Required action – Copy out every line holding the string "Jana" from the records below.

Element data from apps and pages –
..............................
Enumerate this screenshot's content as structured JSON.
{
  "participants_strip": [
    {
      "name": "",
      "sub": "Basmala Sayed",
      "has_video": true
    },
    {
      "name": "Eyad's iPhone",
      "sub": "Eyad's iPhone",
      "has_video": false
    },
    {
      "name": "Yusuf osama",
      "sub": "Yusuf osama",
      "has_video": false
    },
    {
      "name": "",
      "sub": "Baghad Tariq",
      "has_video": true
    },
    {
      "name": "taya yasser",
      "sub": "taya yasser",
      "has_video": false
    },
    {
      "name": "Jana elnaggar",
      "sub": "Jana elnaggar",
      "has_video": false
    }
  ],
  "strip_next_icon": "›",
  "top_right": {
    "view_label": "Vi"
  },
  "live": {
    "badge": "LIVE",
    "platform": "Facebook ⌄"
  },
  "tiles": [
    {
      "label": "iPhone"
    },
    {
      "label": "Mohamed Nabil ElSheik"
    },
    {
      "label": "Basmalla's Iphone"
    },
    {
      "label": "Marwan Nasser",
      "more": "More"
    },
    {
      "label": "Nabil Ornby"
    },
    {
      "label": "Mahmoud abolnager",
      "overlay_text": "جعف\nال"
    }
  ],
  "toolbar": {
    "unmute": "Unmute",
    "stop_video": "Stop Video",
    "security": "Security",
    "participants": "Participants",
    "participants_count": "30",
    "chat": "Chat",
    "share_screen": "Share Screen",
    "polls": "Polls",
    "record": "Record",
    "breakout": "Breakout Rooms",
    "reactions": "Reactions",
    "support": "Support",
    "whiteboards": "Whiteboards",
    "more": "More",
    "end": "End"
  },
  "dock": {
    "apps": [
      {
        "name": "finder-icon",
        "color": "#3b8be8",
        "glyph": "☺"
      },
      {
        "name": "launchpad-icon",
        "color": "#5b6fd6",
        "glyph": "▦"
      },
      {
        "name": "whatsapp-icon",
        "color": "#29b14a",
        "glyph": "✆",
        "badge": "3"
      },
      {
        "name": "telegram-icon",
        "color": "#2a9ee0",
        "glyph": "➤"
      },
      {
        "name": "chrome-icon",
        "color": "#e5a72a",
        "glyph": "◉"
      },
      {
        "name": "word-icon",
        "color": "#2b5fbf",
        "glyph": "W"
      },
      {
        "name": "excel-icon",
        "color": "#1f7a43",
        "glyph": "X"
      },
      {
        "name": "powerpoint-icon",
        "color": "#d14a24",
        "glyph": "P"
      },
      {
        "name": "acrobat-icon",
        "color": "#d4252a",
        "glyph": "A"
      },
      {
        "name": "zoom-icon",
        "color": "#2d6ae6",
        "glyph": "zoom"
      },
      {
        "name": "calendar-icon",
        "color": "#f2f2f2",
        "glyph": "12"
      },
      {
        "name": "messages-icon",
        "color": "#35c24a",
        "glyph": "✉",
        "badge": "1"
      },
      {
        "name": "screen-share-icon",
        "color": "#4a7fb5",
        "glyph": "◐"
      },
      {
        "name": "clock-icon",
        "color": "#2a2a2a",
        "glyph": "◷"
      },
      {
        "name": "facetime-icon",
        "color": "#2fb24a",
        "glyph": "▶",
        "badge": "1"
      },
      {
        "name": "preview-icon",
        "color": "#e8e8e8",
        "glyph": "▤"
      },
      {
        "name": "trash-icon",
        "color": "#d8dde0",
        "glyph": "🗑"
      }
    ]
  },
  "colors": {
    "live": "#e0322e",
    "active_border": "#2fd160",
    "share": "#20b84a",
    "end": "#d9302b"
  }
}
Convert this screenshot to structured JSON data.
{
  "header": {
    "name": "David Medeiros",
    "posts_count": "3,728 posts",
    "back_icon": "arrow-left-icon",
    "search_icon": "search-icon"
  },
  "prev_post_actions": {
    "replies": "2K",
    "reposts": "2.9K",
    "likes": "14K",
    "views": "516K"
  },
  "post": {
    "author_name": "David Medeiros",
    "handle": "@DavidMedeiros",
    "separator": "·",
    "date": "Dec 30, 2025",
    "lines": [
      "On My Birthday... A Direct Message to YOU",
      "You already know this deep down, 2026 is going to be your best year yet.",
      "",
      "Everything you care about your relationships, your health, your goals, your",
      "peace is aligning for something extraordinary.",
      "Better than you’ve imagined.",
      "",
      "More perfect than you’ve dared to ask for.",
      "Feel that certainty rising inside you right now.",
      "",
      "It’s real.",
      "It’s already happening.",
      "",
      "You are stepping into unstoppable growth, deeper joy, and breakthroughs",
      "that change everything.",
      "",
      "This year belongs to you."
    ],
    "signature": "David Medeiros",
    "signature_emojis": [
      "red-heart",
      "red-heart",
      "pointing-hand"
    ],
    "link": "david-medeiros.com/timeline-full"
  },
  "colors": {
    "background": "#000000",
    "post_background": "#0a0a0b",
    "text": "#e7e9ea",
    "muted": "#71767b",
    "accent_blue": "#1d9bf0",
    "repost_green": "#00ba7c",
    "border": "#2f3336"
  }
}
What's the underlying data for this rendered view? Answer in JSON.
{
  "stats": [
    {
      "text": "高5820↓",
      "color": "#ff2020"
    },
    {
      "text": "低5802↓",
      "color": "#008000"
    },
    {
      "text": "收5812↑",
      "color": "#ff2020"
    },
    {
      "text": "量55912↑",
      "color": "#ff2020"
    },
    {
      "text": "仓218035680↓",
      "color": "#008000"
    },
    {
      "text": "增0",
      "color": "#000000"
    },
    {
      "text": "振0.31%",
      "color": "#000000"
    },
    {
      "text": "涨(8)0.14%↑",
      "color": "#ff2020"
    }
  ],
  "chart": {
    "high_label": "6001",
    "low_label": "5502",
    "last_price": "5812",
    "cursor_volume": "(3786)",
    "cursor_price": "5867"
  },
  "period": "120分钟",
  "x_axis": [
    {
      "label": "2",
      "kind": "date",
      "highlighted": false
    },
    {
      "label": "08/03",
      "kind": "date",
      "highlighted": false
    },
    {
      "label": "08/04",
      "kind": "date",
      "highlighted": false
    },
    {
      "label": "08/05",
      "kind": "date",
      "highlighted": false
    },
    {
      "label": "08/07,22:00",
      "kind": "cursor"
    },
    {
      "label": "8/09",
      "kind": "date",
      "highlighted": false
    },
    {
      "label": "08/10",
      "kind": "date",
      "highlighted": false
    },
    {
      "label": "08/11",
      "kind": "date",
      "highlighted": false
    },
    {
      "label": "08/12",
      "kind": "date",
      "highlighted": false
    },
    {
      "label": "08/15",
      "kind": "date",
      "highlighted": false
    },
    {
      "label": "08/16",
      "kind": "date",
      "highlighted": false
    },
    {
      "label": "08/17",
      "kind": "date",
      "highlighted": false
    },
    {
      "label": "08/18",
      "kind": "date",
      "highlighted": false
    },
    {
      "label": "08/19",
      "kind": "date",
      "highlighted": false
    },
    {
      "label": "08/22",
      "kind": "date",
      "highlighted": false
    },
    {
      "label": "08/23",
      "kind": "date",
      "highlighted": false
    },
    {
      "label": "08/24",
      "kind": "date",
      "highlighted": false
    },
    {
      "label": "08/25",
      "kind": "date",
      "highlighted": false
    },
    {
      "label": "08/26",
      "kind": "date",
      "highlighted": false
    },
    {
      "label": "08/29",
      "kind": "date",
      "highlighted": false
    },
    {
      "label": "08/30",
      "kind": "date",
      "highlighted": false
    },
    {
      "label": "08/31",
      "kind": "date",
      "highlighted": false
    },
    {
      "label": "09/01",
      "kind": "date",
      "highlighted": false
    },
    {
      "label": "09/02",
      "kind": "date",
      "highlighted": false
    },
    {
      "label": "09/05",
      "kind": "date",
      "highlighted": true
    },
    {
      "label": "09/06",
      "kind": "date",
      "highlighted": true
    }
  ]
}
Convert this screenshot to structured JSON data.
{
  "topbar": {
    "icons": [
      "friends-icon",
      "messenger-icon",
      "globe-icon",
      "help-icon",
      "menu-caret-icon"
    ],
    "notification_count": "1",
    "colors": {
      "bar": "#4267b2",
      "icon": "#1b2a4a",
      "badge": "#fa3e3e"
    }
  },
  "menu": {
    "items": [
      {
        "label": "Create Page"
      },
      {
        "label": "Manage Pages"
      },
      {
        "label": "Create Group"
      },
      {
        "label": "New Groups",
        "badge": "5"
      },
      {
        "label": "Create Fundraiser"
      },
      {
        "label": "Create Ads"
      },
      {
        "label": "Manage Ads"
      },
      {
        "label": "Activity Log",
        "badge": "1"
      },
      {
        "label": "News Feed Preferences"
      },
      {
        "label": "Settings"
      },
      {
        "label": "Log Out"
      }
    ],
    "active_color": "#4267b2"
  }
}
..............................
Solved exercise –
      "name": "Jana elnaggar",
      "sub": "Jana elnaggar",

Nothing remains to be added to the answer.